David Mandel will be training in Australia in November on a trip organised by the Men’s Behavior Change organisation No to Violence (www.ntv.org.au). The trip will involve two days of training in Melbourne and two and a half days in Queensland. He is being hosted by No To Violence, a Melbourne-ebased Men’s Behavior Change organisation that provides technical assistance and training across Australia and the Queensland Centre for Domestic and Family Violence Research, whose primary purpose is to create and disseminate knowledge to influence, and enhance, policy, programs and practice in the field of domestic and family violence prevention across Queensland (www.noviolence.com.au). The trip involves presentations on the Safe and Together and Responsible Fatherhood models to audiences that include child welfare, family violence and integrated family services agencies. One of the sessions will be broadcast to universities across Queensland.
Below is the blurb for one for events. More event information to follow in future posts:

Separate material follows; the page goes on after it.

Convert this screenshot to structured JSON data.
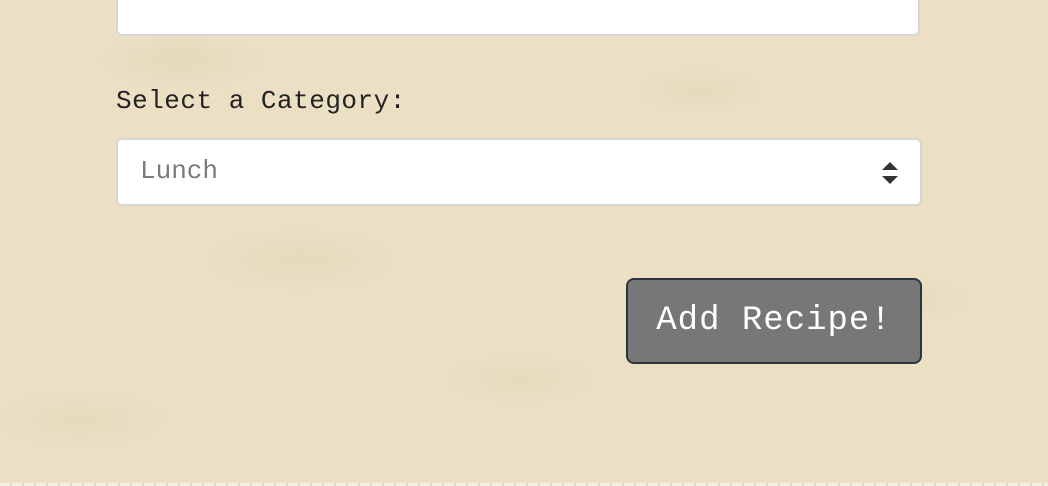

Safe and Together: A child-centred approach to the intersection of intimate partner violence and child maltreatmentThursday November 14, 9:30am – 5:00pm
Using a child as a weapon. Choosing to expose children to violence against their parent. Sabotaging the mother’s substance abuse recovery.
These are just some of the many ways that men who perpetrate intimate partner violence create safety and risk concerns for children.
The Safe and Together model is a field-tested, best practice approach through which child protection and other professionals can make good decisions for children impacted by family violence. Used in many US states with child welfare agencies, family violence advocates and others, the model provides a concrete framework for advancing practice, improving coordination and collaboration, and updating policy. The model’s assumptions, principles and critical components can be viewed at endingviolence.com.
Safe and Together founder David Mandel will provide an overview of the model and its diverse applications. He will examine a continuum of family violence-informed child welfare practice, and discuss current advances in the work. David will emphasise the importance of practising as if men who perpetrate family violence, not victims, are the source of the safety and risk concerns for children. The workshop will support participants to relate the model to their own practice in terms of interviewing, case planning, assessing, safety planning and collaboration.